3. Check for defects. Watch for obvious problems such as loose steps, torn carpet, missing floor tiles, or light fixtures that don't work. Defects that you can easily remove, fix, or cover are less important than those that are expensive to repair or over which you have no control, such as a poor roof.
4. Evaluate security. Think about how secure the space is in view of the crime history of the neighborhood and the likelihood that your business will be a target. Make sure the doors and locks are in good shape and sturdy enough to deter would-be intruders. Visit a potential site at different times of the day and evening. Is there adequate street and other lighting? Are there any other business establishments open in the evening? Is it going to be safe in the evening if you or your employees are working late?
5. Examine the heating, cooling, and ventilation systems. Find out if there is adequate ductwork to serve all areas, including those that might be enclosed by new walls. Note where the thermostat is located and if there are multiple thermostats for different zones. Determine if you can control the temperature. And make sure that heating, cooling, and ventilation are available outside of normal working hours if this is important to your business or to your business equipment.

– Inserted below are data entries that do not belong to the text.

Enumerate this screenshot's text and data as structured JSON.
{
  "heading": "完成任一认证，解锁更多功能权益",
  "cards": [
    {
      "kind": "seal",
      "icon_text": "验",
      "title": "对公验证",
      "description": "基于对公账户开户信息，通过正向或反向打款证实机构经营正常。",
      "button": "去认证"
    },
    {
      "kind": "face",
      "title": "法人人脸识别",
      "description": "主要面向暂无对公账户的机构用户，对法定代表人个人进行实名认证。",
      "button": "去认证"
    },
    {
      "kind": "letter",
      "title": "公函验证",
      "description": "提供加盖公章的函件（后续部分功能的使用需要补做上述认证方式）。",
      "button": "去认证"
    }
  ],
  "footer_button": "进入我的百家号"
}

6. Evaluate access and convenience. Walk around the building and check out the elevators, stairways, storage areas, and lobbies. Think about whether disabled people will be able to make their way around without unusual difficulty (you may be obligated to make the space accessible under the Americans With Disabilities Act). Investigate the parking situation and, in the case of on-site parking, observe how convenient the space is, whether it's crowded, and whether spaces are set aside for individual tenants in multi-tenant buildings.
7. Consider improvements. Assuming that the space has some possibilities for you, try to evaluate how difficult (and expensive) it will be to fix any problems. Cosmetic changes such as painting the walls are easy and inexpensive. Installing a much wider entry door or reinforcing the floor to accommodate your equipment may be more difficult and costly if it involves structural changes. While tenants and landlords often negotiate substantial improvements in the space (sometimes landlords give tenants money to accomplish these changes, called an "improvement allowance"), it's normally better to deal with space that requires relatively little renovation.

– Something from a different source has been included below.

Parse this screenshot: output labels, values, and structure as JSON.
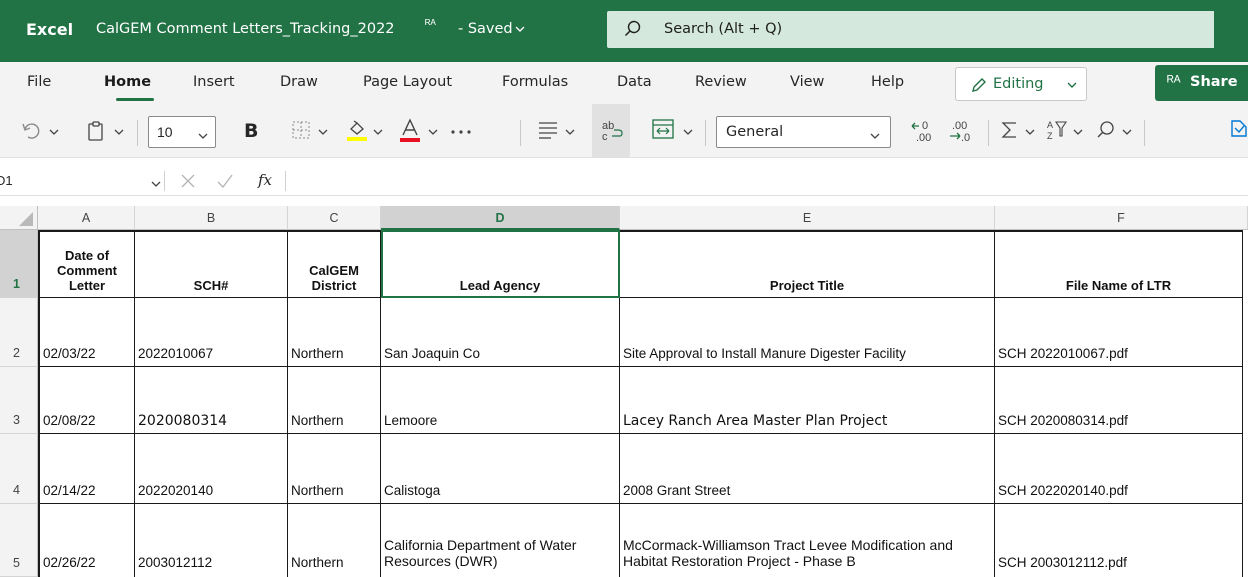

8. Investigate zoning compliance.Once you decide that a particular space holds promise, think about local ordinances, which can affect your ability to use the space the way you'd like to. For example, a zoning ordinance that allows offices in a certain district may not permit retail uses, and vice versa. The landlord or broker should be familiar with how the property is zoned. Still, it pays to check with a zoning official at City Hall -- they're usually part of the planning or building department -- to confirm that the space you're considering is zoned for your business. If the zoning provisions exclude your business, you may decide to try to get an exception (called a variance ), but you'll probably need some legal assistance. Like counting your chickens, it's almost always a bad idea to sign a lease before a variance is a reality.

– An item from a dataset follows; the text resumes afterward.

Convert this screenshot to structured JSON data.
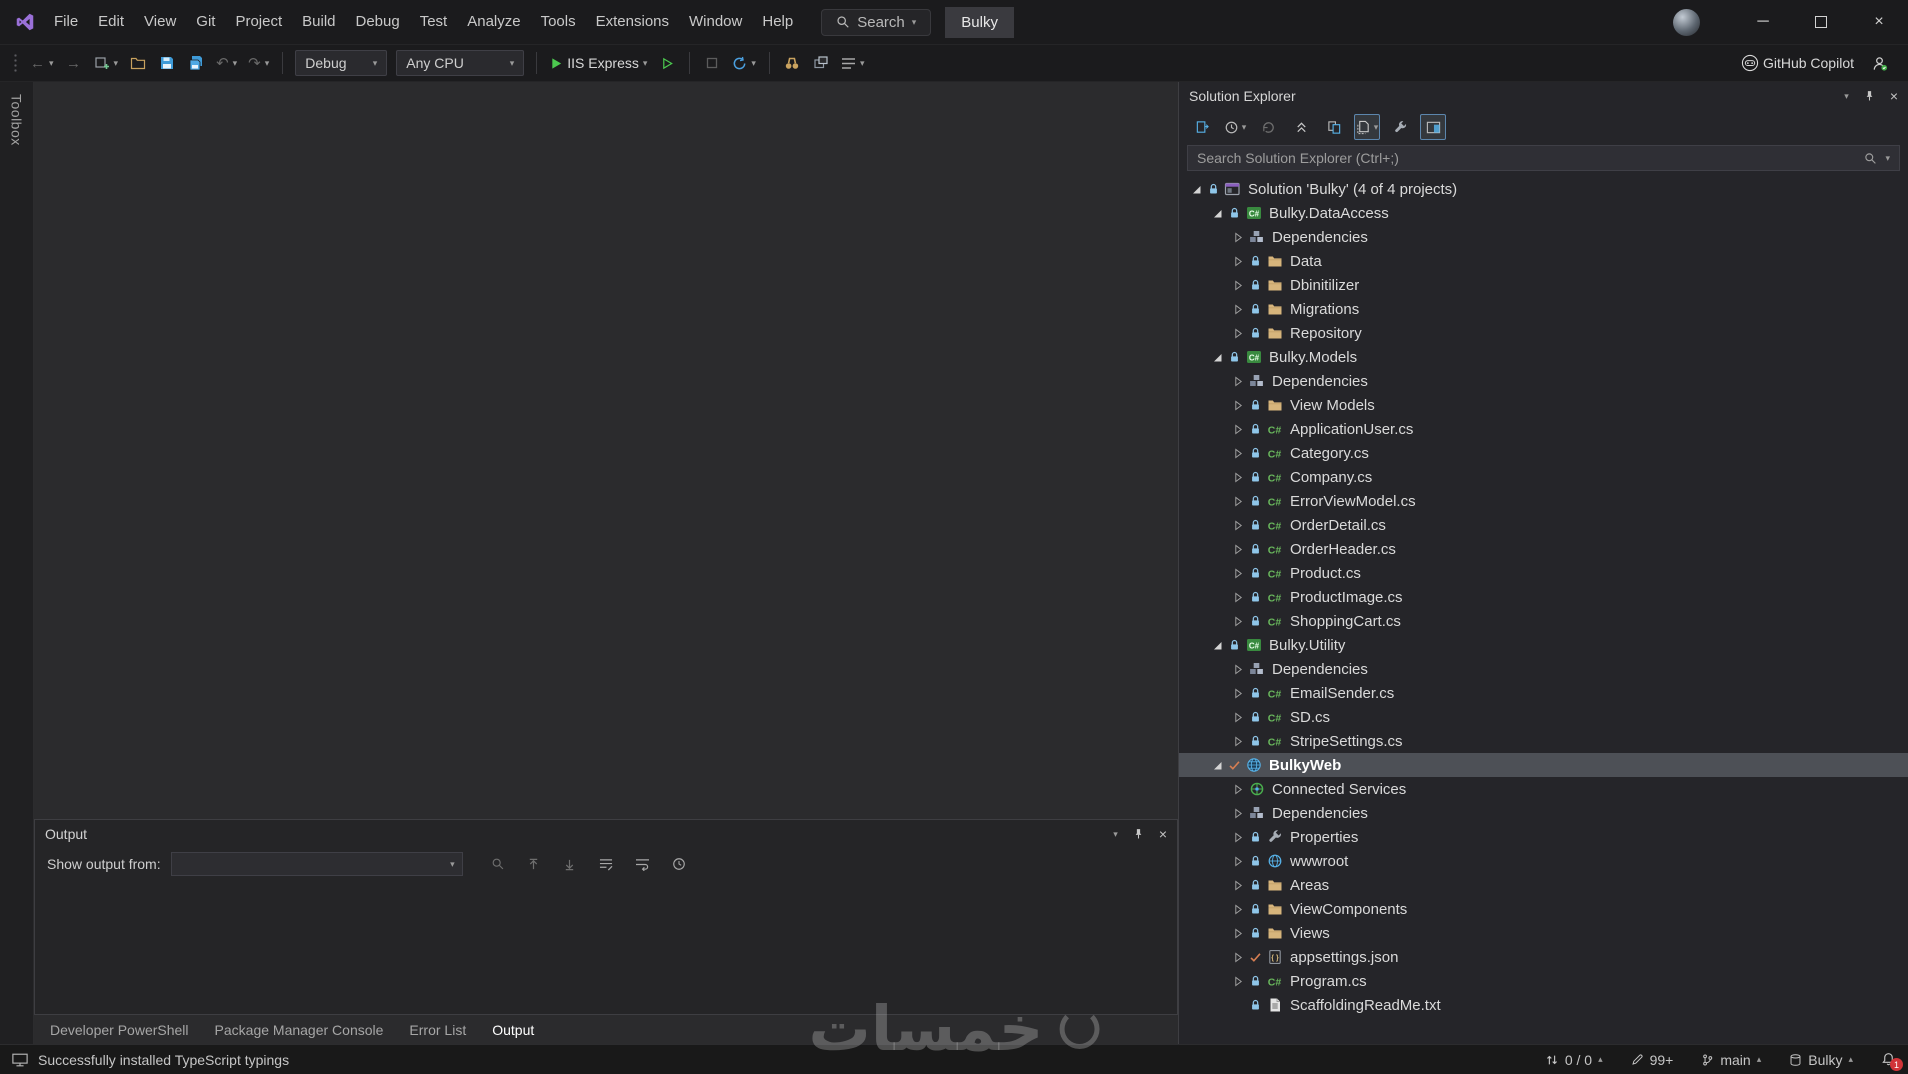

9. Plan for licenses or permits. Depending on the nature of your business, you may need to get a special permit or license before you can open shop. (Don't confuse zoning with permits: Zoning laws regulate where a business can set up shop; permits and licenses control whether they can go into operation.) If you plan to open a restaurant, for example, you'll need to be sure your kitchen gets health department approval and perhaps fire department approval as well. You may also need a liquor license. Before settling on a particular space, find out how long it will take you to obtain these permits -- you don't want to commit to a space and then not be able to open up because you're waiting for permits.
10. Consult with experts if necessary. Your careful visits to a prospective site should give you a good sense of the space's physical condition, but sometimes you need information from someone more experienced in structural matters -- for example, a structural engineer or architect. Getting expert advice is wise if you think you'll need substantial renovations -- you need to know if the proposed changes are feasible and can be done at reasonable expense. Also, if your lease will require you to pay some or all of the maintenance and repair costs, you'll want an expert's opinion on what to anticipate. This information will also be invaluable when you negotiate with the landlord over who pays for your improvements.
To learn more, see Nolo's section on Business Spaces & Commercial Leases.